───── Provided information
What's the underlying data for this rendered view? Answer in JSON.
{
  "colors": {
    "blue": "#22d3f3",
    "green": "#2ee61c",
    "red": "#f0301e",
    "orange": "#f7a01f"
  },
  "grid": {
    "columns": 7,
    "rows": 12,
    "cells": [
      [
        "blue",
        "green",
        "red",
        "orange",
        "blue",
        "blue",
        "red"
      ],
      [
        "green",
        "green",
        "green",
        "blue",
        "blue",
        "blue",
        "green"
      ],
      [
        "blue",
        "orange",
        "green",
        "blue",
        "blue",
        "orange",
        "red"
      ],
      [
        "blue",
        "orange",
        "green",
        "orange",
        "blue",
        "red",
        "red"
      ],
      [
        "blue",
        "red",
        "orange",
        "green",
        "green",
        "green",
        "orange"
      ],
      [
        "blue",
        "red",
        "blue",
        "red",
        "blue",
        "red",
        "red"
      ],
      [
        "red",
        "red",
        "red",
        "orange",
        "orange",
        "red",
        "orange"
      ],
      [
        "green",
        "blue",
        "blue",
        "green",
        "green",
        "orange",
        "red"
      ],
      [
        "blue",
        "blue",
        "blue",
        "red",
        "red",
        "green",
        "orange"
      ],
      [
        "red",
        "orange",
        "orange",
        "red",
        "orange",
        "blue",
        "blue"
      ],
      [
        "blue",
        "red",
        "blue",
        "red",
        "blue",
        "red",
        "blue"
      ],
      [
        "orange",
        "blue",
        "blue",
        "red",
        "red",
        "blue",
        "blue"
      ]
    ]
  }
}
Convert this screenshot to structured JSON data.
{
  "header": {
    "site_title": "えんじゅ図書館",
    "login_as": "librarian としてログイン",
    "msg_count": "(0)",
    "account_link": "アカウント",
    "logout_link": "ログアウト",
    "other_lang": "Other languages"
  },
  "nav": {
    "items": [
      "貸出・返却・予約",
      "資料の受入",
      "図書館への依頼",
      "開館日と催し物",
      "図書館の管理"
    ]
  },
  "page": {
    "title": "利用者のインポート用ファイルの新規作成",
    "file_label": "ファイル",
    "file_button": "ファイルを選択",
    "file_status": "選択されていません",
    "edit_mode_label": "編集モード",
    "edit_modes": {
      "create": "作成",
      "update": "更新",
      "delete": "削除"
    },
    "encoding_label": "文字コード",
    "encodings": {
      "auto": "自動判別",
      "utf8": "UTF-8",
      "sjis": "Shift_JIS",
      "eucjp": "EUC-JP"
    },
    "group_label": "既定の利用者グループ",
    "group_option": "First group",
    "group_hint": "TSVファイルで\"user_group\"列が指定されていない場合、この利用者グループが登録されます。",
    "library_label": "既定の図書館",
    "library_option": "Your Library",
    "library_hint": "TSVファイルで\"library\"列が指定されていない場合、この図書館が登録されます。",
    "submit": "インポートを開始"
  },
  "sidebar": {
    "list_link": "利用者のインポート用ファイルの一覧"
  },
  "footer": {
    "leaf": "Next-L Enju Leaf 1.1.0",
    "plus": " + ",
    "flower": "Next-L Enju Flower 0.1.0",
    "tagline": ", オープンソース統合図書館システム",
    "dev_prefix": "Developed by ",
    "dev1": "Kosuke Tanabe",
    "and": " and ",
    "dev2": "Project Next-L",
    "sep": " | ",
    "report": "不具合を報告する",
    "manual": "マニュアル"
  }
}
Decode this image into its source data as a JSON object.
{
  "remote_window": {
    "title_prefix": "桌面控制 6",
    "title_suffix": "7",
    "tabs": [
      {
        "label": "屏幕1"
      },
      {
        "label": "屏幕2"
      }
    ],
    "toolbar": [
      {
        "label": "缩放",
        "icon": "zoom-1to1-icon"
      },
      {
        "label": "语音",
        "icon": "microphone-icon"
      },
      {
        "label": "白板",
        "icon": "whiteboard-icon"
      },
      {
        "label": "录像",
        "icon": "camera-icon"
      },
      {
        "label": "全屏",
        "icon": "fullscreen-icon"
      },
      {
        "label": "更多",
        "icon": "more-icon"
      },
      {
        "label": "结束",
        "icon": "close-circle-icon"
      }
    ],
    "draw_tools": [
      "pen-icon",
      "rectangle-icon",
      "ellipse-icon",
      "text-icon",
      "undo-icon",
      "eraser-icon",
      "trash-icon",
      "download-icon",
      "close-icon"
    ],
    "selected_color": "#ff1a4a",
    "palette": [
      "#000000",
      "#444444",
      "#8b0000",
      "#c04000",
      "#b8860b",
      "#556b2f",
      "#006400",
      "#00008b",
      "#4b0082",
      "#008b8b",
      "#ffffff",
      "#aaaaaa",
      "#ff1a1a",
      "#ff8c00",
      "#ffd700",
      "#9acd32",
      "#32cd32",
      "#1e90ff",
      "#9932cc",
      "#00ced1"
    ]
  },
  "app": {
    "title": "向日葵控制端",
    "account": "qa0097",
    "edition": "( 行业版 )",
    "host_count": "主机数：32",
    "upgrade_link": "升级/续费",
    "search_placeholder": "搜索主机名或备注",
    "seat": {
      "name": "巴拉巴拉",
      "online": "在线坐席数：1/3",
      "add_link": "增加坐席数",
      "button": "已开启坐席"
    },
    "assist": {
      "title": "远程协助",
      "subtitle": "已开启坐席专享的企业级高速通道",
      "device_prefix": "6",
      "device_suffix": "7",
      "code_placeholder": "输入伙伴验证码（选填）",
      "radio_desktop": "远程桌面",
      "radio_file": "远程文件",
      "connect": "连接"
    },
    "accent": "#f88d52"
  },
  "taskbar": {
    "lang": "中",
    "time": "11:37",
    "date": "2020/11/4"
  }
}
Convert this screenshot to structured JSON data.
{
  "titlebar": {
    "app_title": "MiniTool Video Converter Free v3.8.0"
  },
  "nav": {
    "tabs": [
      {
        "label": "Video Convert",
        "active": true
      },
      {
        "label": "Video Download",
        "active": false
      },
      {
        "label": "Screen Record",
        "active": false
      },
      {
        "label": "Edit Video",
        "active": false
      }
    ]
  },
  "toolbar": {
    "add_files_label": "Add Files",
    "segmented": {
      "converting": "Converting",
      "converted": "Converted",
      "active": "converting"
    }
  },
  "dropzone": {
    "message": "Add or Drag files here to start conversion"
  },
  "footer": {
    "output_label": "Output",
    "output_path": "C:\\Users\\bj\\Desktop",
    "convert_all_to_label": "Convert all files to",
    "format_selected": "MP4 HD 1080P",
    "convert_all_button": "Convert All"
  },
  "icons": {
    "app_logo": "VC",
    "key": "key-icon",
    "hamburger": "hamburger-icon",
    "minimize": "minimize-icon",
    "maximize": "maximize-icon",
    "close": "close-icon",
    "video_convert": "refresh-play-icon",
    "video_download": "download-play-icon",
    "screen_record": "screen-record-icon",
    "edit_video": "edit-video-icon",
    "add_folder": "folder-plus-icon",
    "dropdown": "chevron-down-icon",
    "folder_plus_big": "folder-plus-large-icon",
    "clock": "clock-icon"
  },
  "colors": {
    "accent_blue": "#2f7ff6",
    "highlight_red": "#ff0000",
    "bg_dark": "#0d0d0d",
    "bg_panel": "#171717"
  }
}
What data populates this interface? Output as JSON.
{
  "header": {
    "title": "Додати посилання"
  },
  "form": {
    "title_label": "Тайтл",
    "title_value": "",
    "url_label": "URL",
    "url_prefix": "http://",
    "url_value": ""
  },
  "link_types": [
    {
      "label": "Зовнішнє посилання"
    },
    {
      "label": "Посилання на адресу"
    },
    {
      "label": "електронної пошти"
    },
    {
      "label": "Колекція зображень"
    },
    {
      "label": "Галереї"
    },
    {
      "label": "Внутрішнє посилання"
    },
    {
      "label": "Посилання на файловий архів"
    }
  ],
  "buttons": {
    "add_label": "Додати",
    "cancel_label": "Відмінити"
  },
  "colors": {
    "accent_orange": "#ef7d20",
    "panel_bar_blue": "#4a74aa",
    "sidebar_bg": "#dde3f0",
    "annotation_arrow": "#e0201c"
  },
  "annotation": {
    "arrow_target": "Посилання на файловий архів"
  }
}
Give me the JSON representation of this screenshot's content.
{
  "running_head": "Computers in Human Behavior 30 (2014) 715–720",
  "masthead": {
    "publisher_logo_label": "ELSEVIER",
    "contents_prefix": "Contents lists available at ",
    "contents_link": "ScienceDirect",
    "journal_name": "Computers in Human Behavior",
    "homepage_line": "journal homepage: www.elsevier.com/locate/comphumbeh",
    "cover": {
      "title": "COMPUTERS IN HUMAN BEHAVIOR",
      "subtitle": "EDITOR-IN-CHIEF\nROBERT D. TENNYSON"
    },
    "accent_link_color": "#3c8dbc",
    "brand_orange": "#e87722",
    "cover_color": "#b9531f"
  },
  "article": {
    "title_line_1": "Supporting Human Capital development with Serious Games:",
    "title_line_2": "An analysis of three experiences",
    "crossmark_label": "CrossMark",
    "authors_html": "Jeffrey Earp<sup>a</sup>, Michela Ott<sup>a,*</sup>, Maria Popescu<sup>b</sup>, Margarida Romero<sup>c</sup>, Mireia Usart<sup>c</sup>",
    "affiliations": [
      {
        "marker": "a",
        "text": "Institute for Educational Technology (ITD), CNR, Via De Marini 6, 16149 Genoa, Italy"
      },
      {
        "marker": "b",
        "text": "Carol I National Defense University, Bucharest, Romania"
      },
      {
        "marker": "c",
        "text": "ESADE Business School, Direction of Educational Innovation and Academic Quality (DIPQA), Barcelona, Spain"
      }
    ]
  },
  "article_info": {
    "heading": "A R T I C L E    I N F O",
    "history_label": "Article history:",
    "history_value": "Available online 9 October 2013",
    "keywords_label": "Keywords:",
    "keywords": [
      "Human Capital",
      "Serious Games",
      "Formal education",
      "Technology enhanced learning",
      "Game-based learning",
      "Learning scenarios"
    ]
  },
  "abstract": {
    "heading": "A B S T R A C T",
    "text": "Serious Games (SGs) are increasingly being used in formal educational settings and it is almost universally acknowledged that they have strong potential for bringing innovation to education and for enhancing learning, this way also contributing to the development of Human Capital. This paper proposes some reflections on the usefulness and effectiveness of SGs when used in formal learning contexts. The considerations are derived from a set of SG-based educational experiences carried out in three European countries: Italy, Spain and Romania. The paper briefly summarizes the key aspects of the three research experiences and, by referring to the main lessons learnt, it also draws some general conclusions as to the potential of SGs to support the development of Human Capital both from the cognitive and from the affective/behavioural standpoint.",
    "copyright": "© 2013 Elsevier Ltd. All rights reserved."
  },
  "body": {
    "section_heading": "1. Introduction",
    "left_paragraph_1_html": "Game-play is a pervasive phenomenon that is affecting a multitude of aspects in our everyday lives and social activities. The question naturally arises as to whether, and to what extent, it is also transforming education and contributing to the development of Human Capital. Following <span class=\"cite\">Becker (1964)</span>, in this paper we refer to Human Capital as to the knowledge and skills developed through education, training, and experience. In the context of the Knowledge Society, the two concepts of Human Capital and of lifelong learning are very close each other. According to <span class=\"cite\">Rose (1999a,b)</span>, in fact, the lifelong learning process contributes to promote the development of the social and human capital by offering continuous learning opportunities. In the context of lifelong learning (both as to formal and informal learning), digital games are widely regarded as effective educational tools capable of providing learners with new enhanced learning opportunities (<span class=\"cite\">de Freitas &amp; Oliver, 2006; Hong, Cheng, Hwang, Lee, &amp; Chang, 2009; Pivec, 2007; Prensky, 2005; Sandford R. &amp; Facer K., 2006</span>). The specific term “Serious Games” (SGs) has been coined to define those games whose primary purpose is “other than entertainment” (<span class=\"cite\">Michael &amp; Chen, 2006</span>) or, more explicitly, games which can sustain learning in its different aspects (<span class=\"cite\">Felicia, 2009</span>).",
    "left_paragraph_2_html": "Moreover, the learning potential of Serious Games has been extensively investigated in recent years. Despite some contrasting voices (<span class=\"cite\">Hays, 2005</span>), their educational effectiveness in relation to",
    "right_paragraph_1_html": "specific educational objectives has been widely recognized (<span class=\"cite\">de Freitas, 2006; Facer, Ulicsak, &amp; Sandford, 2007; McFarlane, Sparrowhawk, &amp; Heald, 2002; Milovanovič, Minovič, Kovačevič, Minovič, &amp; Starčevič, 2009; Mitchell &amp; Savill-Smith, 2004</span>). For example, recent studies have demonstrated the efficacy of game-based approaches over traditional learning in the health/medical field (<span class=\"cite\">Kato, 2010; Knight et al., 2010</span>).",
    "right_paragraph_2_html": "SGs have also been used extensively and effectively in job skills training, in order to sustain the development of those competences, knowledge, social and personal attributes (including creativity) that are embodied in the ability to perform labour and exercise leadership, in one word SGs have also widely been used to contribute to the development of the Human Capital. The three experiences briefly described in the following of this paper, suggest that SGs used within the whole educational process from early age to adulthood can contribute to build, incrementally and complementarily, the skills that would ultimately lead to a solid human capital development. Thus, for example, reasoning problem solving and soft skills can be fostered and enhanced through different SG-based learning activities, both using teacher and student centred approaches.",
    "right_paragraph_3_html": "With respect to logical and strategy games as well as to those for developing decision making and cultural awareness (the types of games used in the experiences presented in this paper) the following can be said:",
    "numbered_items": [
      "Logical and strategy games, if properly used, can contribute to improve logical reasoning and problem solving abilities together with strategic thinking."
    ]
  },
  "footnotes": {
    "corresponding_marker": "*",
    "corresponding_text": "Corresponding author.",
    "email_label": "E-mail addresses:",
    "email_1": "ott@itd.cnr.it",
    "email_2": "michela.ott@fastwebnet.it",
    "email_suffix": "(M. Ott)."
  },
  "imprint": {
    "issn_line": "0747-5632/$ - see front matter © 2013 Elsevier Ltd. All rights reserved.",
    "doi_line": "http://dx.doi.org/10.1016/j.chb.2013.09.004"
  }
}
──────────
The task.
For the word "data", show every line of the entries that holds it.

Your response.
What's the underlying data for this rendered view? Answer in JSON.
Convert this screenshot to structured JSON data.
Decode this image into its source data as a JSON object.
Convert this screenshot to structured JSON data.
What data populates this interface? Output as JSON.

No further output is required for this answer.